---- Data records

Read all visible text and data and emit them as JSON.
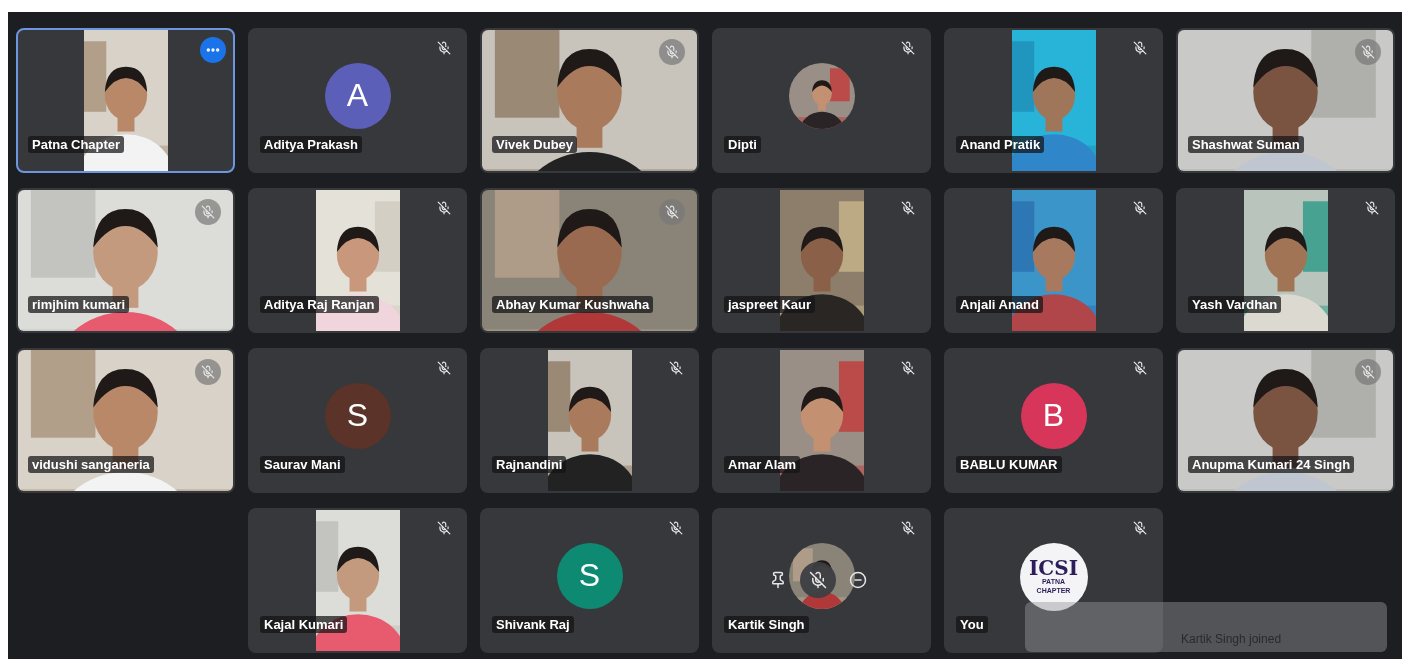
{
  "grid_rows": [
    {
      "tiles": [
        {
          "name": "Patna Chapter",
          "kind": "portrait_video",
          "muted": false,
          "selected": true,
          "hovered": false
        },
        {
          "name": "Aditya Prakash",
          "kind": "avatar",
          "letter": "A",
          "color": "#5c5fb8",
          "muted": true,
          "selected": false,
          "hovered": false
        },
        {
          "name": "Vivek Dubey",
          "kind": "video",
          "muted": true,
          "selected": false,
          "hovered": false
        },
        {
          "name": "Dipti",
          "kind": "photo_avatar",
          "muted": true,
          "selected": false,
          "hovered": false
        },
        {
          "name": "Anand Pratik",
          "kind": "portrait_video",
          "muted": true,
          "selected": false,
          "hovered": false
        },
        {
          "name": "Shashwat Suman",
          "kind": "video",
          "muted": true,
          "selected": false,
          "hovered": false
        }
      ]
    },
    {
      "tiles": [
        {
          "name": "rimjhim kumari",
          "kind": "video",
          "muted": true,
          "selected": false,
          "hovered": false
        },
        {
          "name": "Aditya Raj Ranjan",
          "kind": "portrait_video",
          "muted": true,
          "selected": false,
          "hovered": false
        },
        {
          "name": "Abhay Kumar Kushwaha",
          "kind": "video",
          "muted": true,
          "selected": false,
          "hovered": false
        },
        {
          "name": "jaspreet Kaur",
          "kind": "portrait_video",
          "muted": true,
          "selected": false,
          "hovered": false
        },
        {
          "name": "Anjali Anand",
          "kind": "portrait_video",
          "muted": true,
          "selected": false,
          "hovered": false
        },
        {
          "name": "Yash Vardhan",
          "kind": "portrait_video",
          "muted": true,
          "selected": false,
          "hovered": false
        }
      ]
    },
    {
      "tiles": [
        {
          "name": "vidushi sanganeria",
          "kind": "video",
          "muted": true,
          "selected": false,
          "hovered": false
        },
        {
          "name": "Saurav Mani",
          "kind": "avatar",
          "letter": "S",
          "color": "#5b3328",
          "muted": true,
          "selected": false,
          "hovered": false
        },
        {
          "name": "Rajnandini",
          "kind": "portrait_video",
          "muted": true,
          "selected": false,
          "hovered": false
        },
        {
          "name": "Amar Alam",
          "kind": "portrait_video",
          "muted": true,
          "selected": false,
          "hovered": false
        },
        {
          "name": "BABLU KUMAR",
          "kind": "avatar",
          "letter": "B",
          "color": "#d7365a",
          "muted": true,
          "selected": false,
          "hovered": false
        },
        {
          "name": "Anupma Kumari 24 Singh",
          "kind": "video",
          "muted": true,
          "selected": false,
          "hovered": false
        }
      ]
    },
    {
      "tiles": [
        {
          "name": "Kajal Kumari",
          "kind": "portrait_video",
          "muted": true,
          "selected": false,
          "hovered": false
        },
        {
          "name": "Shivank Raj",
          "kind": "avatar",
          "letter": "S",
          "color": "#0e8a73",
          "muted": true,
          "selected": false,
          "hovered": false
        },
        {
          "name": "Kartik Singh",
          "kind": "photo_avatar",
          "muted": true,
          "selected": false,
          "hovered": true
        },
        {
          "name": "You",
          "kind": "logo",
          "logo_lines": [
            "ICSI",
            "PATNA",
            "CHAPTER"
          ],
          "muted": true,
          "selected": false,
          "hovered": false
        }
      ]
    }
  ],
  "toast": {
    "text": "Kartik Singh joined"
  }
}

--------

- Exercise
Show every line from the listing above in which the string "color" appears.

- Result of the exercise
          "color": "#5c5fb8",
          "color": "#5b3328",
          "color": "#d7365a",
          "color": "#0e8a73",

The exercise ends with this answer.